## Assigned task
Reproduce the data shown below exactly.

(Data records for software interfaces)
○ ○ ○ ○

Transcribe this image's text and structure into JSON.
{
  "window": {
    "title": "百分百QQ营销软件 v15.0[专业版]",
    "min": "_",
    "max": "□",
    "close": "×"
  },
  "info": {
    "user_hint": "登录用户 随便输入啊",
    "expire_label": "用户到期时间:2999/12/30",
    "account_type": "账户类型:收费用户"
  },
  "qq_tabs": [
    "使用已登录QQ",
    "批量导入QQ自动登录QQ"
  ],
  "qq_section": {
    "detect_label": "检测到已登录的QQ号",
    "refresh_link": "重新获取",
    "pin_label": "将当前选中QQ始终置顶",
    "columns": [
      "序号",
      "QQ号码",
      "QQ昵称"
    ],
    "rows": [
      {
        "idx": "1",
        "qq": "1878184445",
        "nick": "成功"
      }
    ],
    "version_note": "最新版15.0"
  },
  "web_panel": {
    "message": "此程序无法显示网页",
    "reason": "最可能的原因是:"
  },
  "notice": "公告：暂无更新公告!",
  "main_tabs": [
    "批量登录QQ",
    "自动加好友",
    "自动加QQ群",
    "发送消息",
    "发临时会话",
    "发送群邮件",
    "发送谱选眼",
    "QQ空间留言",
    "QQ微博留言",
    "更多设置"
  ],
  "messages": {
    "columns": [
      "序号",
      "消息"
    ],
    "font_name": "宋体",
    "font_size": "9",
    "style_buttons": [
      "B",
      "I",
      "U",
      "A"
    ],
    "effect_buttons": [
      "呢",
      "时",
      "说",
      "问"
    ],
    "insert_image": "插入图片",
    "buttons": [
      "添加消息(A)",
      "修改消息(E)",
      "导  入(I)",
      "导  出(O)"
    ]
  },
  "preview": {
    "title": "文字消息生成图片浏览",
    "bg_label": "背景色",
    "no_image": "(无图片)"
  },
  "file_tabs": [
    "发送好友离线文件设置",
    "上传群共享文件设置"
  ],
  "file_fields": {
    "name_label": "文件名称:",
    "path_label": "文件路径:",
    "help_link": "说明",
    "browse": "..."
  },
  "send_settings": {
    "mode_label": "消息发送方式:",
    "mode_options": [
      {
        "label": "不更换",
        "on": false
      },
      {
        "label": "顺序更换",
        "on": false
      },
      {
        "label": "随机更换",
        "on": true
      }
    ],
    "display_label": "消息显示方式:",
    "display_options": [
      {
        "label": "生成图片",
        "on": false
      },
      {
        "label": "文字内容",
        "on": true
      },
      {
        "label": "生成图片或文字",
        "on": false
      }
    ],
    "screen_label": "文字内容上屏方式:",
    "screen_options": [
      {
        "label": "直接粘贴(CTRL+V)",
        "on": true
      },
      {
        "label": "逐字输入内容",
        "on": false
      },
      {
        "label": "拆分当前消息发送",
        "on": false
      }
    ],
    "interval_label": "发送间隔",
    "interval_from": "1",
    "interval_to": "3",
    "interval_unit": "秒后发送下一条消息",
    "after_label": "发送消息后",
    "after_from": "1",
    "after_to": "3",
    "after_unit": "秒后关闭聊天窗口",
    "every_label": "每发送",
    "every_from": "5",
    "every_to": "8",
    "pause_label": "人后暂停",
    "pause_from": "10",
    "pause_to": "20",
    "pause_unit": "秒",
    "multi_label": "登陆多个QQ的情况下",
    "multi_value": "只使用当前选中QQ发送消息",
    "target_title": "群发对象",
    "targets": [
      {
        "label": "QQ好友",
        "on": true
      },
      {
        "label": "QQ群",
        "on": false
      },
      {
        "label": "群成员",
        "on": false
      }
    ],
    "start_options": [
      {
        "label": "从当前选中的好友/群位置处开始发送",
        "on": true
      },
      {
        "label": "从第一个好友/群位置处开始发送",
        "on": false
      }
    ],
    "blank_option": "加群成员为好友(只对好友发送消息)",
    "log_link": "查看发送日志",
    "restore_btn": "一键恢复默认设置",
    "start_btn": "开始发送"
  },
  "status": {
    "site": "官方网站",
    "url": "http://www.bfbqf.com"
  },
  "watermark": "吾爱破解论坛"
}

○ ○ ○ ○

## Result for this task
Transcribe this image's text and structure into JSON.
{
  "window": {
    "title": "百分百QQ营销软件 v15.0[专业版]",
    "min": "_",
    "max": "□",
    "close": "×"
  },
  "info": {
    "user_hint": "登录用户 随便输入啊",
    "expire_label": "用户到期时间:2999/12/30",
    "account_type": "账户类型:收费用户"
  },
  "qq_tabs": [
    "使用已登录QQ",
    "批量导入QQ自动登录QQ"
  ],
  "qq_section": {
    "detect_label": "检测到已登录的QQ号",
    "refresh_link": "重新获取",
    "pin_label": "将当前选中QQ始终置顶",
    "columns": [
      "序号",
      "QQ号码",
      "QQ昵称"
    ],
    "rows": [
      {
        "idx": "1",
        "qq": "1878184445",
        "nick": "成功"
      }
    ],
    "version_note": "最新版15.0"
  },
  "web_panel": {
    "message": "此程序无法显示网页",
    "reason": "最可能的原因是:"
  },
  "notice": "公告：暂无更新公告!",
  "main_tabs": [
    "批量登录QQ",
    "自动加好友",
    "自动加QQ群",
    "发送消息",
    "发临时会话",
    "发送群邮件",
    "发送谱选眼",
    "QQ空间留言",
    "QQ微博留言",
    "更多设置"
  ],
  "messages": {
    "columns": [
      "序号",
      "消息"
    ],
    "font_name": "宋体",
    "font_size": "9",
    "style_buttons": [
      "B",
      "I",
      "U",
      "A"
    ],
    "effect_buttons": [
      "呢",
      "时",
      "说",
      "问"
    ],
    "insert_image": "插入图片",
    "buttons": [
      "添加消息(A)",
      "修改消息(E)",
      "导  入(I)",
      "导  出(O)"
    ]
  },
  "preview": {
    "title": "文字消息生成图片浏览",
    "bg_label": "背景色",
    "no_image": "(无图片)"
  },
  "file_tabs": [
    "发送好友离线文件设置",
    "上传群共享文件设置"
  ],
  "file_fields": {
    "name_label": "文件名称:",
    "path_label": "文件路径:",
    "help_link": "说明",
    "browse": "..."
  },
  "send_settings": {
    "mode_label": "消息发送方式:",
    "mode_options": [
      {
        "label": "不更换",
        "on": false
      },
      {
        "label": "顺序更换",
        "on": false
      },
      {
        "label": "随机更换",
        "on": true
      }
    ],
    "display_label": "消息显示方式:",
    "display_options": [
      {
        "label": "生成图片",
        "on": false
      },
      {
        "label": "文字内容",
        "on": true
      },
      {
        "label": "生成图片或文字",
        "on": false
      }
    ],
    "screen_label": "文字内容上屏方式:",
    "screen_options": [
      {
        "label": "直接粘贴(CTRL+V)",
        "on": true
      },
      {
        "label": "逐字输入内容",
        "on": false
      },
      {
        "label": "拆分当前消息发送",
        "on": false
      }
    ],
    "interval_label": "发送间隔",
    "interval_from": "1",
    "interval_to": "3",
    "interval_unit": "秒后发送下一条消息",
    "after_label": "发送消息后",
    "after_from": "1",
    "after_to": "3",
    "after_unit": "秒后关闭聊天窗口",
    "every_label": "每发送",
    "every_from": "5",
    "every_to": "8",
    "pause_label": "人后暂停",
    "pause_from": "10",
    "pause_to": "20",
    "pause_unit": "秒",
    "multi_label": "登陆多个QQ的情况下",
    "multi_value": "只使用当前选中QQ发送消息",
    "target_title": "群发对象",
    "targets": [
      {
        "label": "QQ好友",
        "on": true
      },
      {
        "label": "QQ群",
        "on": false
      },
      {
        "label": "群成员",
        "on": false
      }
    ],
    "start_options": [
      {
        "label": "从当前选中的好友/群位置处开始发送",
        "on": true
      },
      {
        "label": "从第一个好友/群位置处开始发送",
        "on": false
      }
    ],
    "blank_option": "加群成员为好友(只对好友发送消息)",
    "log_link": "查看发送日志",
    "restore_btn": "一键恢复默认设置",
    "start_btn": "开始发送"
  },
  "status": {
    "site": "官方网站",
    "url": "http://www.bfbqf.com"
  },
  "watermark": "吾爱破解论坛"
}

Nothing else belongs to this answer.